REMANDED with directions to vacate and dismiss.


The panel unanimously finds this case suitable for submission on the record and briefs and without oral argument. Fed. R. App. P. 34(a); Ninth Cir.R. 34-4


This disposition is not appropriate for publication and may not be cited to or by the courts of this circuit except as provided by Ninth Circuit Rule 36-3


The weapons enhancement portion of Dawson's sentence was modified by the Appellate Departments of the Superior Court on March 13, 1990


The California Supreme Court denied Dawson's petition for review on June 6, 1990
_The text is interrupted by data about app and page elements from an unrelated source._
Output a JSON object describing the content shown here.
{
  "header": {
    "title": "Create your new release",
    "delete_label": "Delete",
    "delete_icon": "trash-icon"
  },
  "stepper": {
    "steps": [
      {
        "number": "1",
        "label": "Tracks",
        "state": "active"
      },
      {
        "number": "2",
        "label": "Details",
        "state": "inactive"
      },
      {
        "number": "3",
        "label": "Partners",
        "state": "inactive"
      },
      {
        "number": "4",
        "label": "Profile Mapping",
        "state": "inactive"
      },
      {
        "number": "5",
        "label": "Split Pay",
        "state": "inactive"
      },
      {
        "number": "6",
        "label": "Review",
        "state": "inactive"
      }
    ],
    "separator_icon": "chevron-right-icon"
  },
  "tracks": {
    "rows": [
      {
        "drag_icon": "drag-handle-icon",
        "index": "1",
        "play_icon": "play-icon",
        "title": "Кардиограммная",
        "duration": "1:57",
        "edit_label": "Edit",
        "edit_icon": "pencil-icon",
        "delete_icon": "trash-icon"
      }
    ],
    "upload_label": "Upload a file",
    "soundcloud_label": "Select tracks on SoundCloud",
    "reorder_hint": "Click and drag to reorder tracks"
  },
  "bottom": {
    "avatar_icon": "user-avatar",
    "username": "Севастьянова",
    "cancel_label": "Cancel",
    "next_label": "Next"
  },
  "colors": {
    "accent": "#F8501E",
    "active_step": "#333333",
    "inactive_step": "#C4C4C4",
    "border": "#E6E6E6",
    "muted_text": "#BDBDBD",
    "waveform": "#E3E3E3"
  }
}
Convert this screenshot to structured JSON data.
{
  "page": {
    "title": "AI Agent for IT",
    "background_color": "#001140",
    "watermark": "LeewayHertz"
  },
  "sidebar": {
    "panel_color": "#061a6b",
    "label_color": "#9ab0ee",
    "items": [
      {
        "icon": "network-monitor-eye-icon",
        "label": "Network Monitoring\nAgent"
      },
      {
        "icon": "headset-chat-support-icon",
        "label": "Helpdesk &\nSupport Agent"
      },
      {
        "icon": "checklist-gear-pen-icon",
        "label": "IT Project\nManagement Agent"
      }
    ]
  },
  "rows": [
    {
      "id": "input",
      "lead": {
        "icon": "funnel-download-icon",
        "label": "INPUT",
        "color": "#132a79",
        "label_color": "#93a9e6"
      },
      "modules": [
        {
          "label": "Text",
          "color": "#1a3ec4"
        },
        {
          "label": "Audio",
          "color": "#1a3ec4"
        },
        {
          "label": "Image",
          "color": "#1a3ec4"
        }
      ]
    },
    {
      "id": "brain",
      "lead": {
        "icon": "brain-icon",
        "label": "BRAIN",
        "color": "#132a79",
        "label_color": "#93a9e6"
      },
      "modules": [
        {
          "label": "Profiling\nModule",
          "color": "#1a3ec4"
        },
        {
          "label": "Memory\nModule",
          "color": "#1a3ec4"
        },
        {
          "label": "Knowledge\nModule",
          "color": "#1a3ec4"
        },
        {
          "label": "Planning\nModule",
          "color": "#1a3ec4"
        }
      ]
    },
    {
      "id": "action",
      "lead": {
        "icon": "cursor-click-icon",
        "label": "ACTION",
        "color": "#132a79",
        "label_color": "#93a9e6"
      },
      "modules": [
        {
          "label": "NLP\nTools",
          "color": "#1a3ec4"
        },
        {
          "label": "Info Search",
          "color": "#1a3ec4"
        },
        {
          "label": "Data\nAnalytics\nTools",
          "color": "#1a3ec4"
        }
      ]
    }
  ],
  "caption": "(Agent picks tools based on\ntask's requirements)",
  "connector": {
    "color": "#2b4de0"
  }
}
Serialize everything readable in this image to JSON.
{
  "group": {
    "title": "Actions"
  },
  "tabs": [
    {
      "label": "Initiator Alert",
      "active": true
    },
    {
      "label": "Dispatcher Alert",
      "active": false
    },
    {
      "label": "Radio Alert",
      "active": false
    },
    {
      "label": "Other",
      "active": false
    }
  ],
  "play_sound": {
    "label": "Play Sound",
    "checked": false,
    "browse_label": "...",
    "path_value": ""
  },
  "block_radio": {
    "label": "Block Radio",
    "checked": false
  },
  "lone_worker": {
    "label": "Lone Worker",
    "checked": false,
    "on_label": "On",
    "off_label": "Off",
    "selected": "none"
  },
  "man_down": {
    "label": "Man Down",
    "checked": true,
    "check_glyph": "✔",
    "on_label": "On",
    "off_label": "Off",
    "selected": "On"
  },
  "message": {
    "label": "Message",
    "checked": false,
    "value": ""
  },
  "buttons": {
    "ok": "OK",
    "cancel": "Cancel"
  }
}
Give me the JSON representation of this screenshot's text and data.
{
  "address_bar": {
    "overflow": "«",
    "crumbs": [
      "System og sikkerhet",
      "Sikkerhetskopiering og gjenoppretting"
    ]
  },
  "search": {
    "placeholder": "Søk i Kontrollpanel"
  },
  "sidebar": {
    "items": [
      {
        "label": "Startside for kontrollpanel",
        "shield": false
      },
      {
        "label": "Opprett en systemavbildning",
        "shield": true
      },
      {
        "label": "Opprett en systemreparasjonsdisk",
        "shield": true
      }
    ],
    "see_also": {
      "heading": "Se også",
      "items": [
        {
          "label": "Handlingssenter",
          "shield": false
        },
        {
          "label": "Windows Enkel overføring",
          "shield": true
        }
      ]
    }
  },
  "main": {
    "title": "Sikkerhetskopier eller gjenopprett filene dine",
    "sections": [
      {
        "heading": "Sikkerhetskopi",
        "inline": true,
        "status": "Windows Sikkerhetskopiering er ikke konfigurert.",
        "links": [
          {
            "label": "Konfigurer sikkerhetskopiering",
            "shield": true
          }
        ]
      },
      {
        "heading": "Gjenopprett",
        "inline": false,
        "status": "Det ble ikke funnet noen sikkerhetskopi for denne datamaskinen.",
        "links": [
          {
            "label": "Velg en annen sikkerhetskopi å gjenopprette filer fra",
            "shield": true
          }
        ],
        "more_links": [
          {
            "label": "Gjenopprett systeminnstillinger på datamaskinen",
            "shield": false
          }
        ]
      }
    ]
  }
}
The district court, obviously, is not to be faulted for failing to dismiss Dawson's petition as unexhausted. The petition when filed contained three arguments, all pertaining to the ineffective assistance of counsel issue: (1) counsel's 13-month delay in seeking a psychiatric evaluation of Dawson; (2) counsel's cross-examination of Dona Dawson's neighbor, Judy Kearns; and (3) counsel's failure to call additional "civilian" witnesses. We do not address the merits of these claims


It is well-settled that "the exhaustion rule requiring dismissal of mixed petitions, though to be strictly enforced, is not jurisdictional." Strickland v. Washington, 466 U.S. 668, 684 (1984) (citing Rose v. Lundy, 455 U.S. at 515-20). Exhaustion "is a matter of comity, not jurisdiction." Hayes v. Kincheloe, 784 F.2d 1434, 1437 (9th Cir. 1986), cert. denied, 484 U.S. 871 (1987)